-- Opening Marker --
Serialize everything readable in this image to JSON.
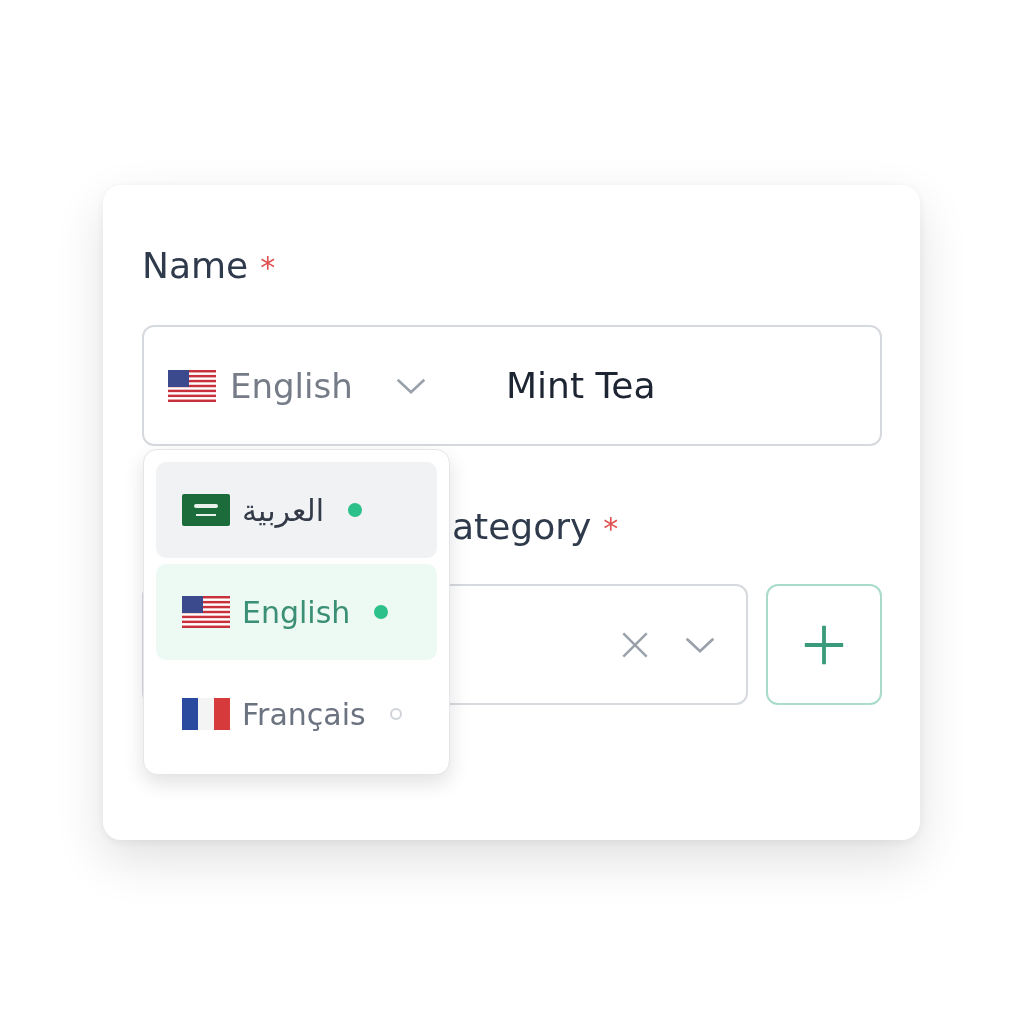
{
  "name_field": {
    "label": "Name",
    "required_mark": "*",
    "language": {
      "kind": "us",
      "label": "English"
    },
    "value": "Mint Tea"
  },
  "language_menu": {
    "items": [
      {
        "kind": "sa",
        "label": "العربية",
        "hovered": true,
        "selected": false,
        "filled": true
      },
      {
        "kind": "us",
        "label": "English",
        "hovered": false,
        "selected": true,
        "filled": true
      },
      {
        "kind": "fr",
        "label": "Français",
        "hovered": false,
        "selected": false,
        "filled": false
      }
    ]
  },
  "category_field": {
    "label": "ategory",
    "required_mark": "*"
  }
}
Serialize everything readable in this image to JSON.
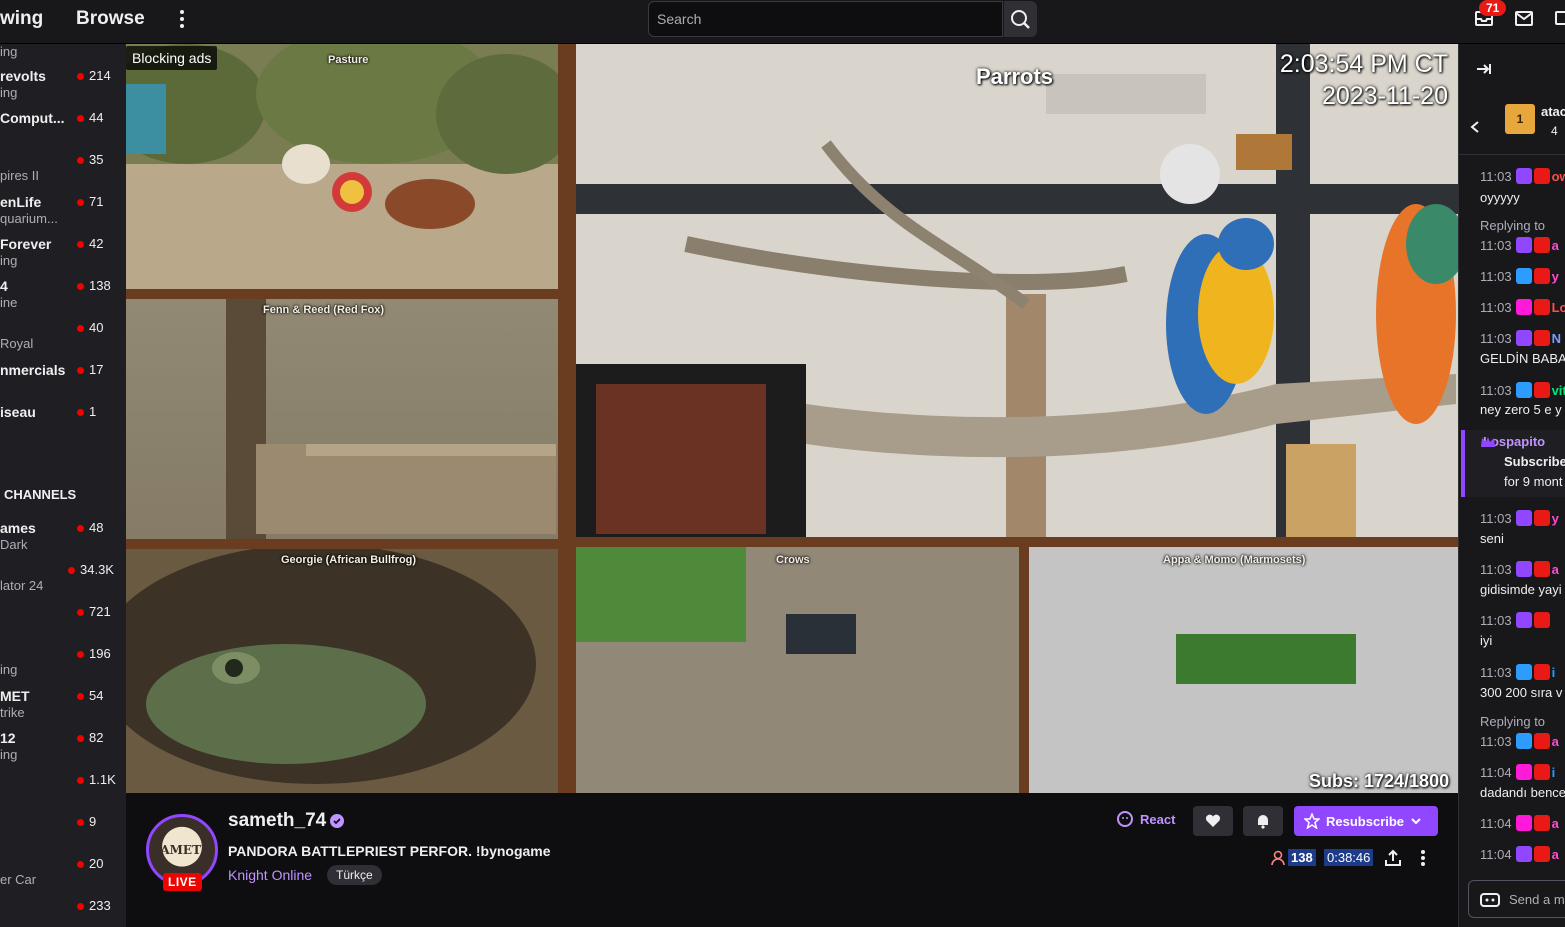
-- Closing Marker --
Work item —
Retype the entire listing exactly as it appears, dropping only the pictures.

Reply to the exercise —
Serialize everything readable in this image to JSON.
{
  "name_field": {
    "label": "Name",
    "required_mark": "*",
    "language": {
      "kind": "us",
      "label": "English"
    },
    "value": "Mint Tea"
  },
  "language_menu": {
    "items": [
      {
        "kind": "sa",
        "label": "العربية",
        "hovered": true,
        "selected": false,
        "filled": true
      },
      {
        "kind": "us",
        "label": "English",
        "hovered": false,
        "selected": true,
        "filled": true
      },
      {
        "kind": "fr",
        "label": "Français",
        "hovered": false,
        "selected": false,
        "filled": false
      }
    ]
  },
  "category_field": {
    "label": "ategory",
    "required_mark": "*"
  }
}
Serialize everything readable in this image to JSON.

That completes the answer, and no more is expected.